Liz, you are so right. Budgies are always the most under appreciated parrot, treated like decorations that flit around in a cage. They talk, do tricks, and have loads of personality. Many times, I see something written like "they make great starter pets for young kids" or "they are low-maintenance pets". Not true at all. No parrot is low-maintenance.
Trick or 'Tiel wrote:Liz, you are so right. Budgies are always the most under appreciated parrot, treated like decorations that flit around in a cage. They talk, do tricks, and have loads of personality. Many times, I see something written like “they make great starter pets for young kids” or “they are low-maintenance pets”. Not true at all. No parrot is low-maintenance.I am so grateful to be in this forum with like minded people.
Well, actually, budgies are not as high maintenance as larger parrots so, although I would not characterize ANY parrot as a low maintenance pet, if one is going to make a ‘maintenance scale’, they are low maintenance compared to other species - same as tiels, lovies, plets, beebees, grass keet, and all the aviary small species. Before you jump on my back, let me explain what I mean. With these species, all you need is a LARGE flight cage placed in a good spot with both natural and artificial light, keep them at a solar schedule and feed them right. Of course, this also implies your having at the very, very least, one male/female pair. And, as long as you give them these things, they are perfectly happy and healthy. Larger parrots need hours and hours of out of cage and hours and hours of one-on-one plus a more complicated diet, learning how to handle them correctly, teach them what to eat and, sometimes, you even need to make them exercise because they would not do it on their own -something that you never need to worry about with the little aviary ones.

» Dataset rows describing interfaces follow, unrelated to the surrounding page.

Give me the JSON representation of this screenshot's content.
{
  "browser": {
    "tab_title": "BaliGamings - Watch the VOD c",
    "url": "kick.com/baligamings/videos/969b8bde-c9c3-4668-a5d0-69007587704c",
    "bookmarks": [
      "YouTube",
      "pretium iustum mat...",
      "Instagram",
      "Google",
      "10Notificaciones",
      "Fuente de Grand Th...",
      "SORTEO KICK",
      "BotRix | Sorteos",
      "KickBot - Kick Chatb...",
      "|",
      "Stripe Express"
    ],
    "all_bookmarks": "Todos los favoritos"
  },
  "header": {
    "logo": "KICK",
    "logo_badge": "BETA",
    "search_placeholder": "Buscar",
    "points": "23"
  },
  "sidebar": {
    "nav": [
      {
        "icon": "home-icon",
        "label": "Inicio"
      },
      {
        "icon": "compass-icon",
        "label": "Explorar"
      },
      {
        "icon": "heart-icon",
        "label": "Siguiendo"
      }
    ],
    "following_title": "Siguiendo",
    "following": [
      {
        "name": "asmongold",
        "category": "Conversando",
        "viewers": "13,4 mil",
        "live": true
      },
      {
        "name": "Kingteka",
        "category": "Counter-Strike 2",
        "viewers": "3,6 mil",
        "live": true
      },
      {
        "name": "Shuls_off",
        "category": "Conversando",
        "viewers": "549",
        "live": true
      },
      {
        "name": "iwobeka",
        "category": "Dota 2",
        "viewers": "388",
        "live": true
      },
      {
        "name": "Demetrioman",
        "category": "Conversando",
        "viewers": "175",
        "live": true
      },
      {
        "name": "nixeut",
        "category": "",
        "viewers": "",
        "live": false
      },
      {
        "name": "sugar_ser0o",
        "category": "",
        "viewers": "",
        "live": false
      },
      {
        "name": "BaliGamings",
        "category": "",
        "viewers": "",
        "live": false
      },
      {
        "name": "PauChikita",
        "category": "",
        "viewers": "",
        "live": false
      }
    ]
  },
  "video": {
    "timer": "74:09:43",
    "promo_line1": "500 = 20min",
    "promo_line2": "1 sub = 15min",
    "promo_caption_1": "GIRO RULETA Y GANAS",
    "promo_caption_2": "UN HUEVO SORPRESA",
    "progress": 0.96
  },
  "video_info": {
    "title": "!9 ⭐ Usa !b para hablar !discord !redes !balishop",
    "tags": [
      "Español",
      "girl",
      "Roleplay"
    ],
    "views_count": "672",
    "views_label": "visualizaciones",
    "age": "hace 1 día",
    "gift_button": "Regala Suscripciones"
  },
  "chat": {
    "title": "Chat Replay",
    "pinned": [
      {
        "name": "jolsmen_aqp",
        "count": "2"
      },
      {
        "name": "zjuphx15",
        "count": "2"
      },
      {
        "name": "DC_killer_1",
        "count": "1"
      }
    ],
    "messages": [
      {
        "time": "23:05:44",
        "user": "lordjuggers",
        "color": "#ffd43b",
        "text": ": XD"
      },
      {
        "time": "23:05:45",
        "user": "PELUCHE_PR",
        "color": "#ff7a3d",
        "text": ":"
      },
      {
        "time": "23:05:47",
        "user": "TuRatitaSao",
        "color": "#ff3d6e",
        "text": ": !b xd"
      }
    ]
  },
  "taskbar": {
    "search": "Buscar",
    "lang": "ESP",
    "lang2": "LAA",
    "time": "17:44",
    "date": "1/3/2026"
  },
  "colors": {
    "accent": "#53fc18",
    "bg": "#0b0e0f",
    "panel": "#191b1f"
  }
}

I really don’t want to start an argument here, but small birds should be able to come out too, for at least two hours every day. My tiel will chirp A LOT if he doesn’t get enough time outside his cage. He doesn’t actually like being in his cage, even though it is very large (20 by 30 by 40 inches) and has tons of toys and perches, and of course gloop and greens and pellets. But he still LOVES to come out, even though his cage has everything he could ever need and would go crazy if he had to stay in the cage all the time. Every time I let him out, he flies around and around the room to stretch those wings after being cooped up for a while. No parrot should waste its life away in a cage without ever coming out. Of course, if they live in an aviary, they don’t need to come out, but if they live in a cage, they do. I know you may be thinking that if the cage is large enough, they won’t need it, but birds can never really truly fly in a cage, even a flight one. They might be able to fly from perch to perch, but never fly laps around the room out of pure joy. My budgie and tiel love to fly laps together around our bird room, if one bird takes off the other follows. And they love human interaction, even if they have a mate or a flock. If a bird bows his head down, that means they want scritches. They simply can’t get enough exercise, social interaction, and mental stimulation just sitting around in a cage. And I also think that tiels are a little more work than budgies. My budgie will be okay if she’s in her cage for a while and she actually likes her cage, but not my tiel. The only time he chooses to go back in his cage is when he’s hungry or thirsty, but even then he just gets a sip of water or a bite of pellets, then I find him landing on my head.